It’s been almost a year since we expanded our look at managed futures mutual funds to consider the new entrants into the space, and now we have a year’s worth of data to test our hypothesis that these funds would, in aggregate, underperform the broader managed futures indices. So far, we’ve been right, with the average managed futures mutual fund returning -9.42% after load fees (and -5.09% before load fees), compared with an average of -3.38% for the three main managed futures indices – an underperformance of -6.04% (-1.71% before the effect of load fees).
The news for the mutual funds was not uniformly negative, though. As you can see from the table below, two of the funds – 361 Managed Futures Strategy and AQR Managed Futures Strategy – did manage to outperform their benchmarks for the year even after considering the effect of load fees (which was easier for AQR, since they don’t charge a load fee). Nevertheless, we don’t find a record of 2 out of 19 very persuasive.
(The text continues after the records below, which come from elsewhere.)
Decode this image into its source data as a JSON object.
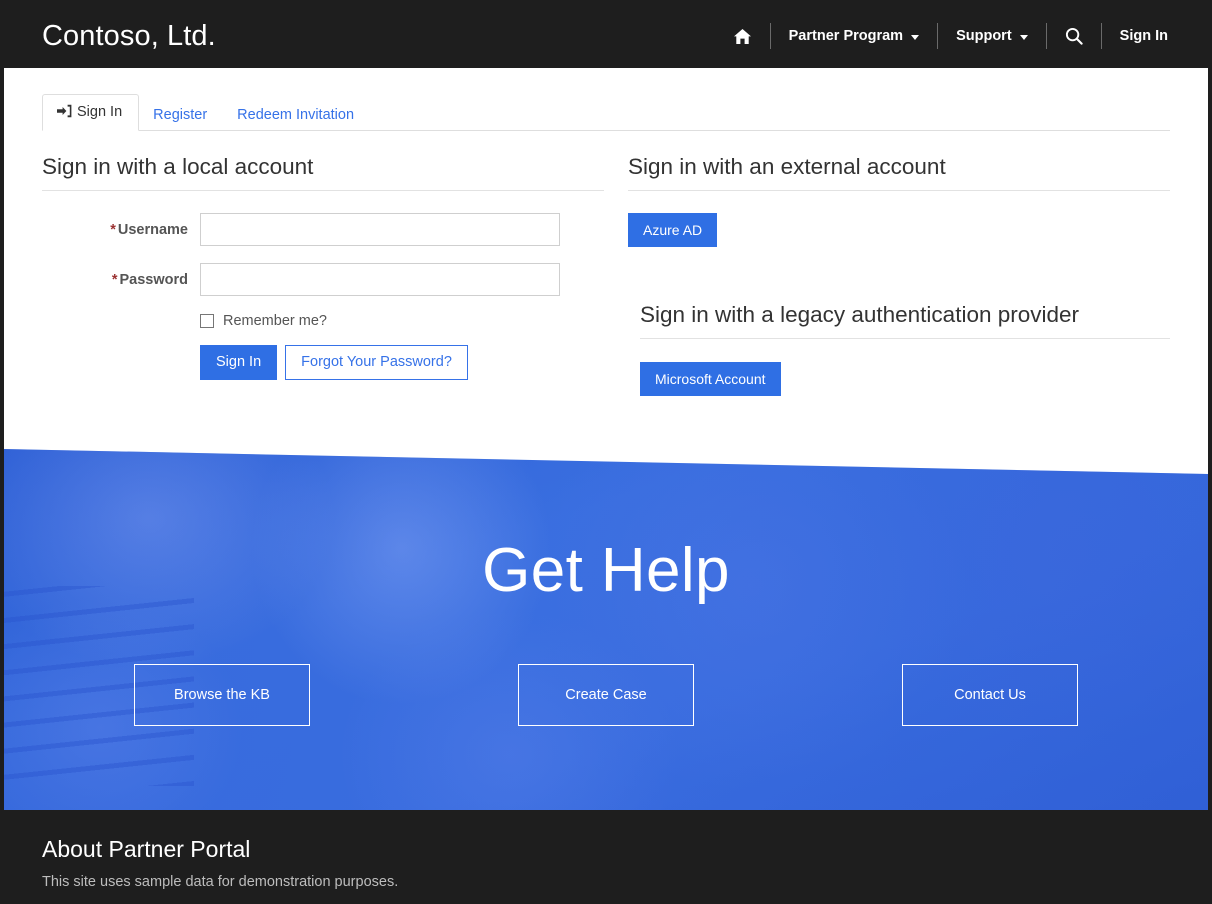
{
  "brand": {
    "name": "Contoso, Ltd."
  },
  "nav": {
    "home_icon": "home-icon",
    "items": [
      {
        "label": "Partner Program",
        "has_caret": true
      },
      {
        "label": "Support",
        "has_caret": true
      }
    ],
    "search_icon": "search-icon",
    "signin_label": "Sign In"
  },
  "tabs": [
    {
      "label": "Sign In",
      "icon": "sign-in-icon",
      "active": true
    },
    {
      "label": "Register",
      "active": false
    },
    {
      "label": "Redeem Invitation",
      "active": false
    }
  ],
  "local": {
    "heading": "Sign in with a local account",
    "username_label": "Username",
    "username_value": "",
    "username_placeholder": "",
    "password_label": "Password",
    "password_value": "",
    "password_placeholder": "",
    "required_marker": "*",
    "remember_label": "Remember me?",
    "remember_checked": false,
    "signin_button": "Sign In",
    "forgot_button": "Forgot Your Password?"
  },
  "external": {
    "heading": "Sign in with an external account",
    "providers": [
      {
        "label": "Azure AD"
      }
    ]
  },
  "legacy": {
    "heading": "Sign in with a legacy authentication provider",
    "providers": [
      {
        "label": "Microsoft Account"
      }
    ]
  },
  "hero": {
    "title": "Get Help",
    "buttons": [
      {
        "label": "Browse the KB"
      },
      {
        "label": "Create Case"
      },
      {
        "label": "Contact Us"
      }
    ]
  },
  "footer": {
    "heading": "About Partner Portal",
    "text": "This site uses sample data for demonstration purposes."
  },
  "colors": {
    "nav_background": "#1e1e1e",
    "accent_blue": "#2f6fe4",
    "link_blue": "#3672e8",
    "required_red": "#9b3232",
    "hero_blue": "#3a6fe0"
  }
}
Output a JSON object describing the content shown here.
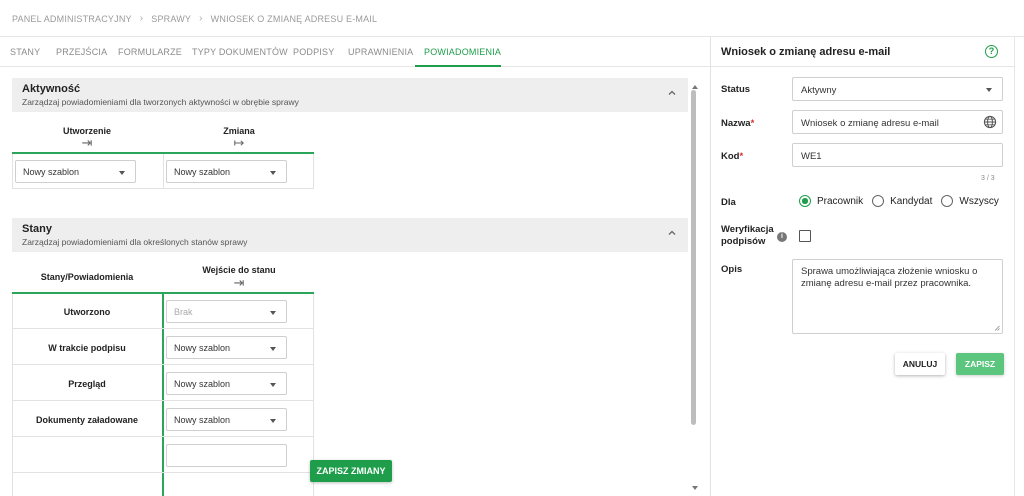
{
  "breadcrumb": {
    "items": [
      "PANEL ADMINISTRACYJNY",
      "SPRAWY",
      "WNIOSEK O ZMIANĘ ADRESU E-MAIL"
    ]
  },
  "tabs": [
    {
      "label": "STANY",
      "active": false
    },
    {
      "label": "PRZEJŚCIA",
      "active": false
    },
    {
      "label": "FORMULARZE",
      "active": false
    },
    {
      "label": "TYPY DOKUMENTÓW",
      "active": false
    },
    {
      "label": "PODPISY",
      "active": false
    },
    {
      "label": "UPRAWNIENIA",
      "active": false
    },
    {
      "label": "POWIADOMIENIA",
      "active": true
    }
  ],
  "activity_section": {
    "title": "Aktywność",
    "subtitle": "Zarządzaj powiadomieniami dla tworzonych aktywności w obrębie sprawy",
    "columns": [
      {
        "label": "Utworzenie",
        "icon": "arrow-to-right-bar-icon",
        "value": "Nowy szablon"
      },
      {
        "label": "Zmiana",
        "icon": "arrow-from-bar-right-icon",
        "value": "Nowy szablon"
      }
    ]
  },
  "states_section": {
    "title": "Stany",
    "subtitle": "Zarządzaj powiadomieniami dla określonych stanów sprawy",
    "col_state": "Stany/Powiadomienia",
    "col_enter": "Wejście do stanu",
    "rows": [
      {
        "label": "Utworzono",
        "value": "Brak",
        "disabled": true
      },
      {
        "label": "W trakcie podpisu",
        "value": "Nowy szablon",
        "disabled": false
      },
      {
        "label": "Przegląd",
        "value": "Nowy szablon",
        "disabled": false
      },
      {
        "label": "Dokumenty załadowane",
        "value": "Nowy szablon",
        "disabled": false
      }
    ]
  },
  "save_changes_label": "ZAPISZ ZMIANY",
  "panel": {
    "title": "Wniosek o zmianę adresu e-mail",
    "status_label": "Status",
    "status_value": "Aktywny",
    "name_label": "Nazwa",
    "name_value": "Wniosek o zmianę adresu e-mail",
    "code_label": "Kod",
    "code_value": "WE1",
    "code_counter": "3 / 3",
    "for_label": "Dla",
    "for_options": [
      {
        "label": "Pracownik",
        "checked": true
      },
      {
        "label": "Kandydat",
        "checked": false
      },
      {
        "label": "Wszyscy",
        "checked": false
      }
    ],
    "verify_label_1": "Weryfikacja",
    "verify_label_2": "podpisów",
    "verify_checked": false,
    "desc_label": "Opis",
    "desc_value": "Sprawa umożliwiająca złożenie wniosku o zmianę adresu e-mail przez pracownika.",
    "cancel_label": "ANULUJ",
    "save_label": "ZAPISZ"
  },
  "colors": {
    "accent": "#1e9e4a",
    "save_disabled": "#5cc57e",
    "required": "#d32f2f"
  }
}
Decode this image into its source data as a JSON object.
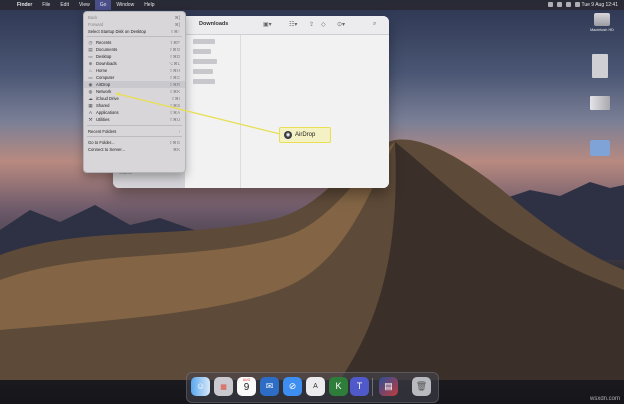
{
  "menubar": {
    "app": "Finder",
    "items": [
      "File",
      "Edit",
      "View",
      "Go",
      "Window",
      "Help"
    ],
    "active": "Go",
    "clock": "Tue 9 Aug  12:41"
  },
  "go_menu": {
    "back": "Back",
    "forward": "Forward",
    "select_startup": "Select Startup Disk on Desktop",
    "places": [
      {
        "label": "Recents",
        "icon": "clock-icon",
        "glyph": "◷"
      },
      {
        "label": "Documents",
        "icon": "document-icon",
        "glyph": "▤"
      },
      {
        "label": "Desktop",
        "icon": "desktop-icon",
        "glyph": "▭"
      },
      {
        "label": "Downloads",
        "icon": "download-icon",
        "glyph": "⊕"
      },
      {
        "label": "Home",
        "icon": "home-icon",
        "glyph": "⌂"
      },
      {
        "label": "Computer",
        "icon": "computer-icon",
        "glyph": "▭"
      },
      {
        "label": "AirDrop",
        "icon": "airdrop-icon",
        "glyph": "◉"
      },
      {
        "label": "Network",
        "icon": "network-icon",
        "glyph": "◍"
      },
      {
        "label": "iCloud Drive",
        "icon": "cloud-icon",
        "glyph": "☁"
      },
      {
        "label": "Shared",
        "icon": "shared-folder-icon",
        "glyph": "▦"
      },
      {
        "label": "Applications",
        "icon": "applications-icon",
        "glyph": "A"
      },
      {
        "label": "Utilities",
        "icon": "utilities-icon",
        "glyph": "⚒"
      }
    ],
    "recent_folders": "Recent Folders",
    "go_to_folder": "Go to Folder...",
    "connect_to_server": "Connect to Server..."
  },
  "finder": {
    "title": "Downloads",
    "sidebar_label": "Shared"
  },
  "callout": {
    "label": "AirDrop",
    "border_color": "#e8df55",
    "fill_color": "#f4f1c4"
  },
  "desktop": {
    "hdd_label": "Macintosh HD"
  },
  "dock": {
    "calendar_month": "AUG",
    "calendar_day": "9",
    "apps": [
      "finder-icon",
      "launchpad-icon",
      "calendar-icon",
      "thunderbird-icon",
      "safari-icon",
      "font-book-icon",
      "keka-icon",
      "teams-icon",
      "photo-folder-icon",
      "trash-icon"
    ]
  },
  "watermark": "wsxdn.com"
}
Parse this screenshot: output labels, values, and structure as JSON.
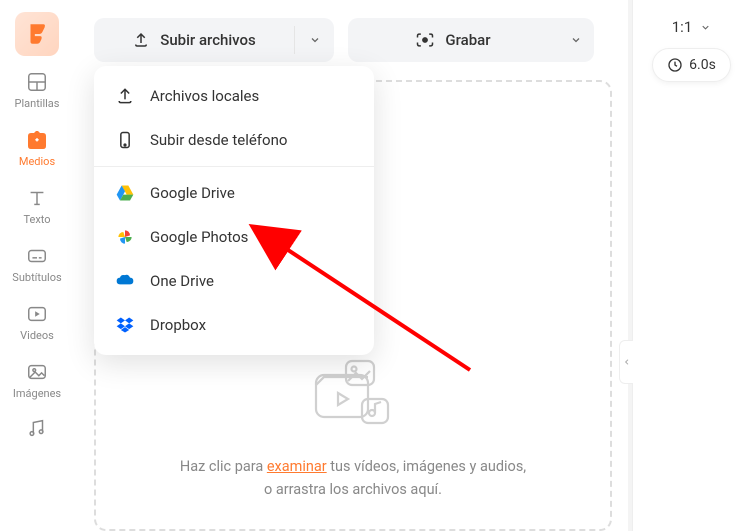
{
  "sidebar": {
    "items": [
      {
        "label": "Plantillas"
      },
      {
        "label": "Medios"
      },
      {
        "label": "Texto"
      },
      {
        "label": "Subtítulos"
      },
      {
        "label": "Videos"
      },
      {
        "label": "Imágenes"
      }
    ]
  },
  "toolbar": {
    "upload_label": "Subir archivos",
    "record_label": "Grabar"
  },
  "dropdown": {
    "items": [
      {
        "label": "Archivos locales"
      },
      {
        "label": "Subir desde teléfono"
      },
      {
        "label": "Google Drive"
      },
      {
        "label": "Google Photos"
      },
      {
        "label": "One Drive"
      },
      {
        "label": "Dropbox"
      }
    ]
  },
  "dropzone": {
    "line1_pre": "Haz clic para ",
    "browse": "examinar",
    "line1_post": " tus vídeos, imágenes y audios,",
    "line2": "o arrastra los archivos aquí."
  },
  "right": {
    "ratio": "1:1",
    "duration": "6.0s"
  }
}
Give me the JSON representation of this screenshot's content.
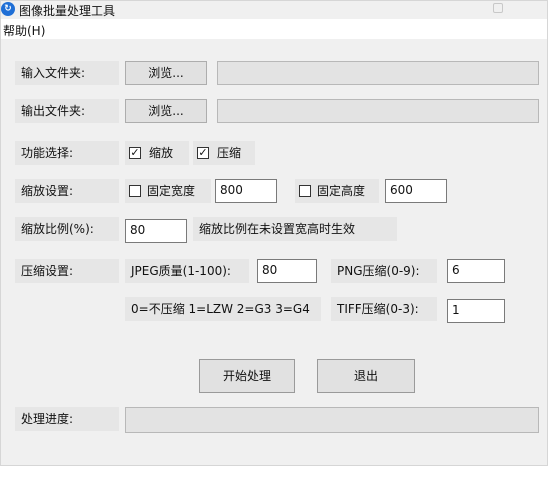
{
  "window": {
    "title": "图像批量处理工具",
    "icon": "app-icon"
  },
  "menu": {
    "help": "帮助(H)"
  },
  "input_folder": {
    "label": "输入文件夹:",
    "browse": "浏览...",
    "value": ""
  },
  "output_folder": {
    "label": "输出文件夹:",
    "browse": "浏览...",
    "value": ""
  },
  "function": {
    "label": "功能选择:",
    "scale_label": "缩放",
    "scale_checked": true,
    "compress_label": "压缩",
    "compress_checked": true
  },
  "scale_settings": {
    "label": "缩放设置:",
    "fixed_width_label": "固定宽度",
    "fixed_width_checked": false,
    "width": "800",
    "fixed_height_label": "固定高度",
    "fixed_height_checked": false,
    "height": "600"
  },
  "scale_ratio": {
    "label": "缩放比例(%):",
    "value": "80",
    "hint": "缩放比例在未设置宽高时生效"
  },
  "compress": {
    "label": "压缩设置:",
    "jpeg_label": "JPEG质量(1-100):",
    "jpeg_value": "80",
    "png_label": "PNG压缩(0-9):",
    "png_value": "6",
    "tiff_hint": "0=不压缩 1=LZW 2=G3 3=G4",
    "tiff_label": "TIFF压缩(0-3):",
    "tiff_value": "1"
  },
  "actions": {
    "start": "开始处理",
    "exit": "退出"
  },
  "progress": {
    "label": "处理进度:",
    "percent": 0
  },
  "colors": {
    "window_bg": "#f0f0f0",
    "label_bg": "#e6e6e6",
    "accent": "#1f6fd6"
  }
}
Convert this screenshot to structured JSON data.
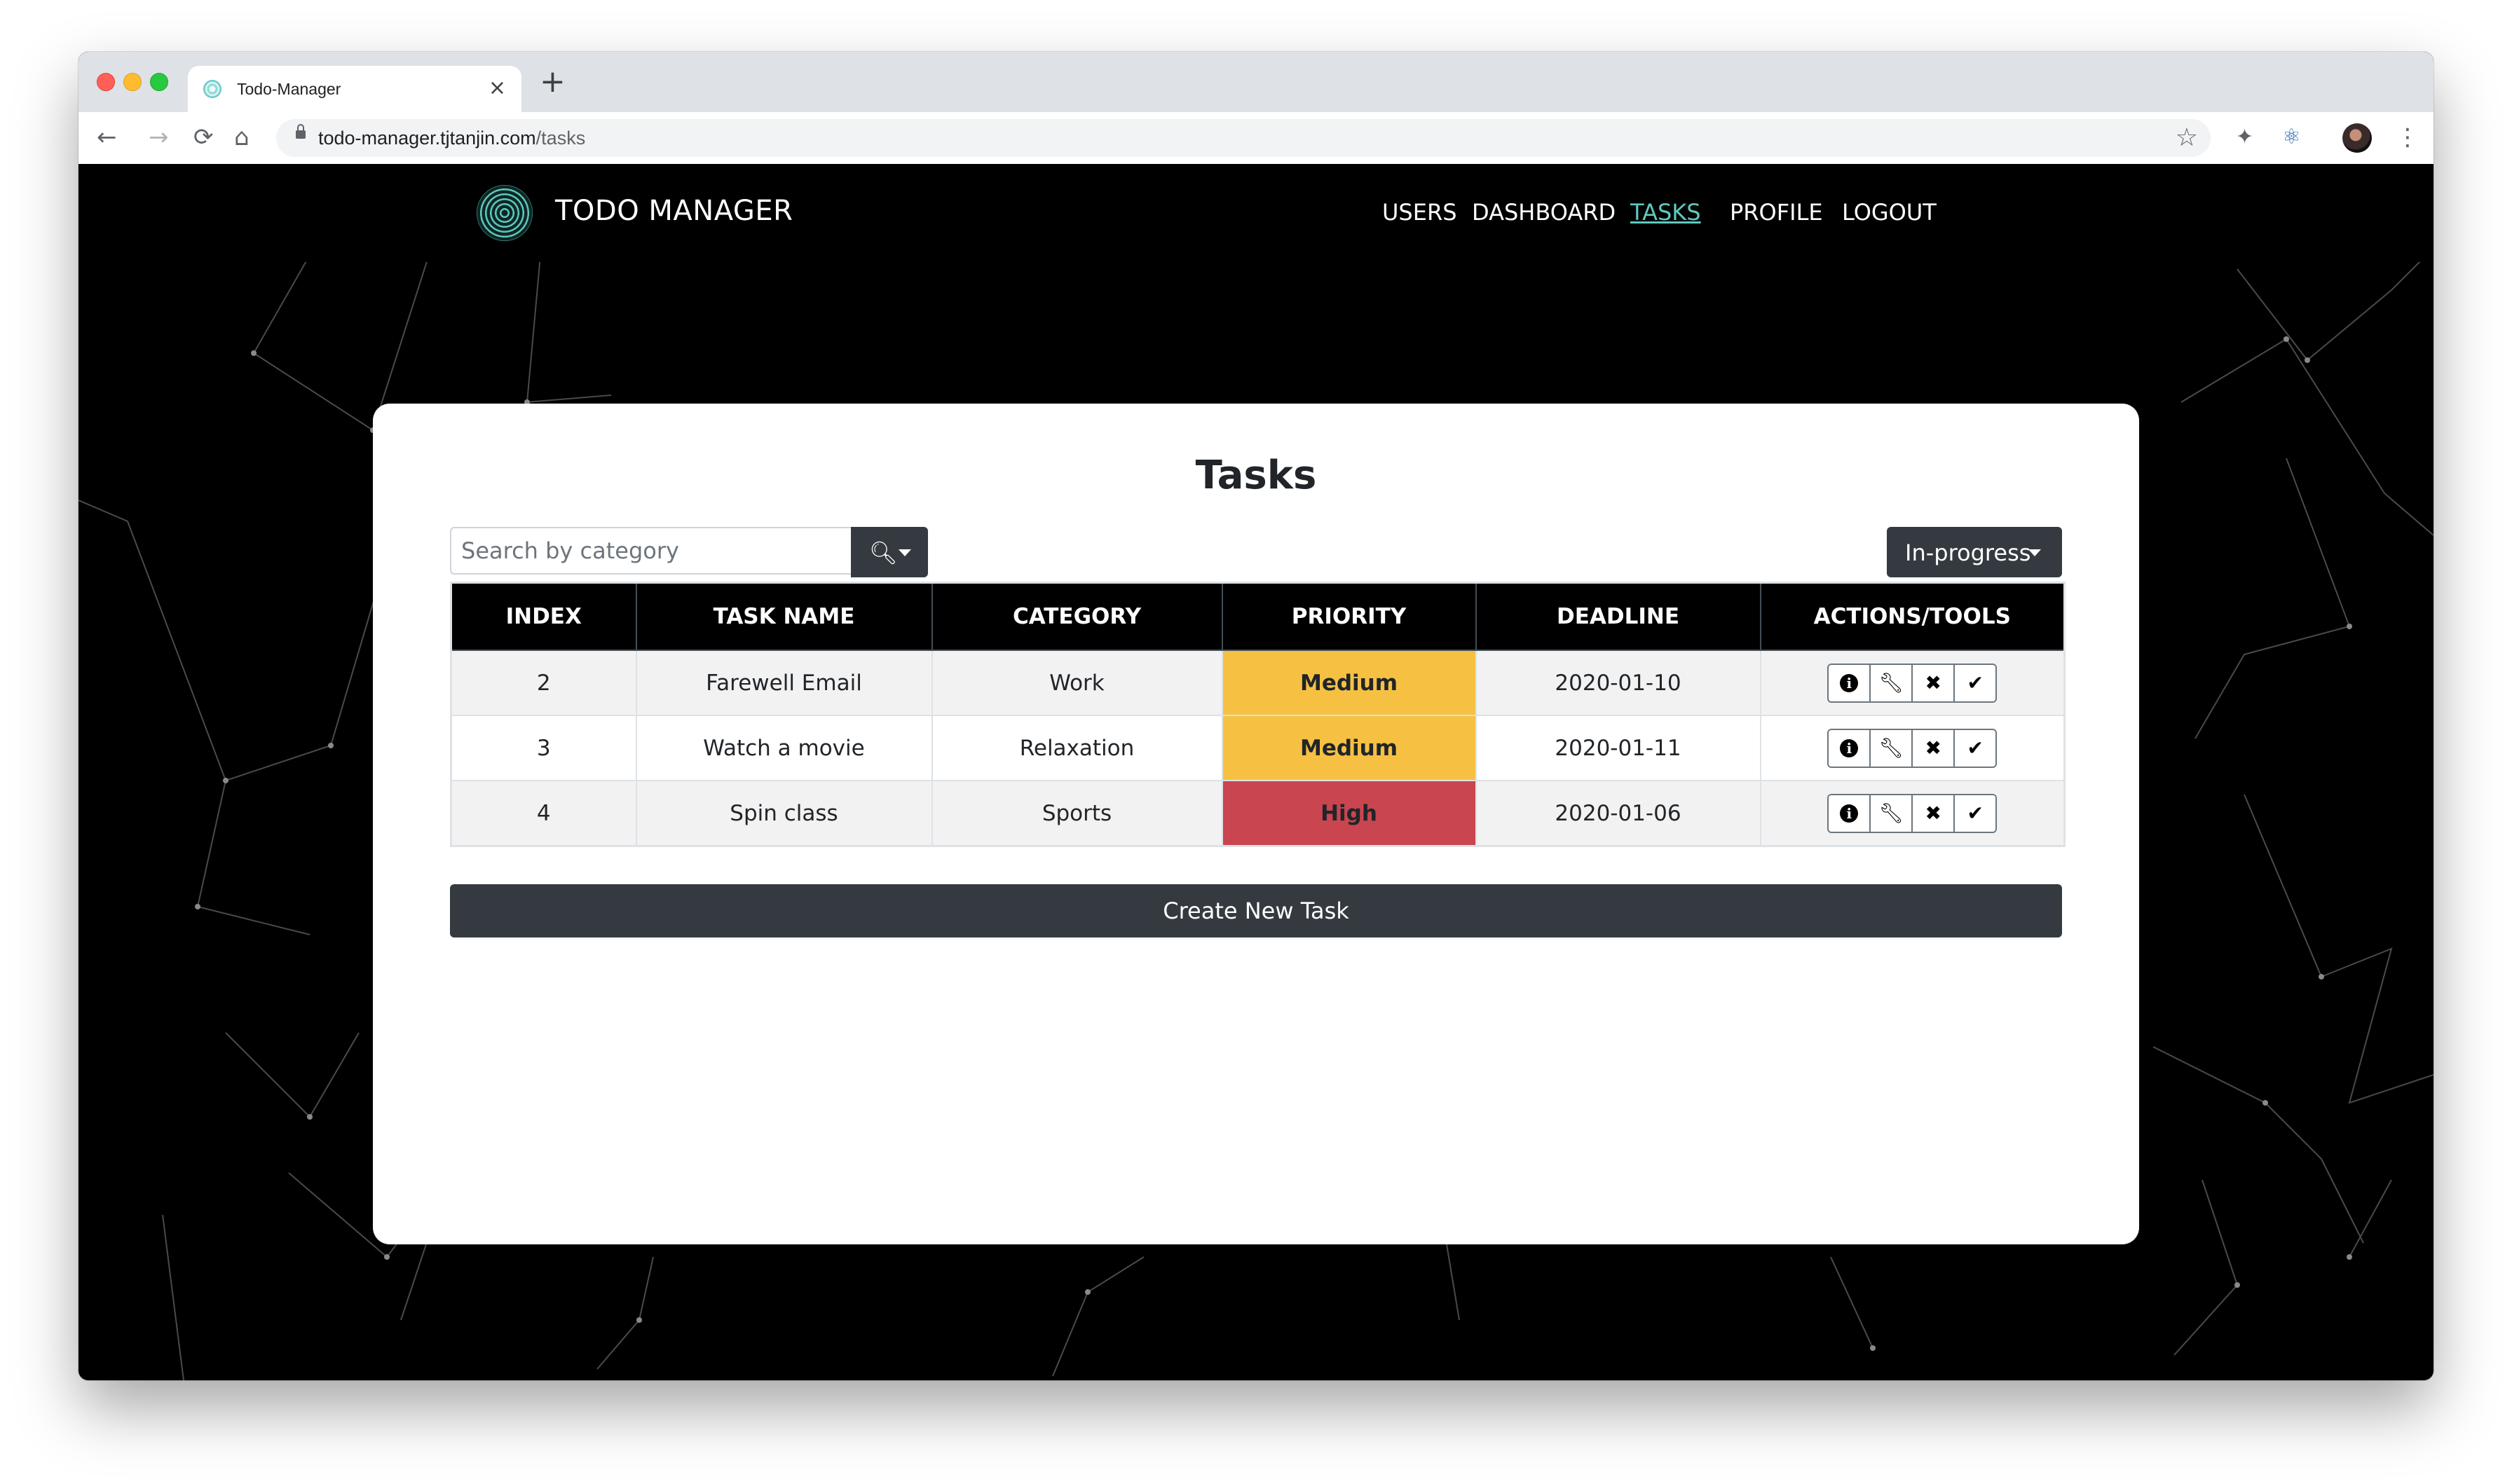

Four of the funds below are not included in the averages or our overall assessment owing to the fact that their performance records began partway through 2012, but we will continue to watch all these funds going into 2013.
As always, we don’t think mutual funds are the best vehicle to access the managed futures asset class if you have the capital to stand on your own and invest in individually managed accounts (see after the chart for why), and the numbers continue to back us up. Above all, this chart should highlight one very important investing principle: you should never, ever pay a load fee. Read ‘em and weep below (Disclaimer: past performance is not necessarily indicative of future results).
Sorted by YTD Return After Load
*Indicates funds with partial 2012 data, which are not included in category averages.
We have been critical of these products for a few reasons. For one, they are being marketed as managed futures products, but many do not contain any actual managed futures exposure; rather they merely utilize a trend following model to approximate such exposure. Then there are some that actually do invest in underlying managed futures managers (kudos to you), but do so at a very high cost with extra layers of fees and, more often than not, a high front end sales (load) fee. And then there are those which are not providing managed futures exposure and charging load fees: the worst of the worst. Although the load fees may be waived for investors hitting certain “breakpoints” due to larger investments, we still feel the bulk of these funds will underperform the managed futures indices even without the hefty load fees.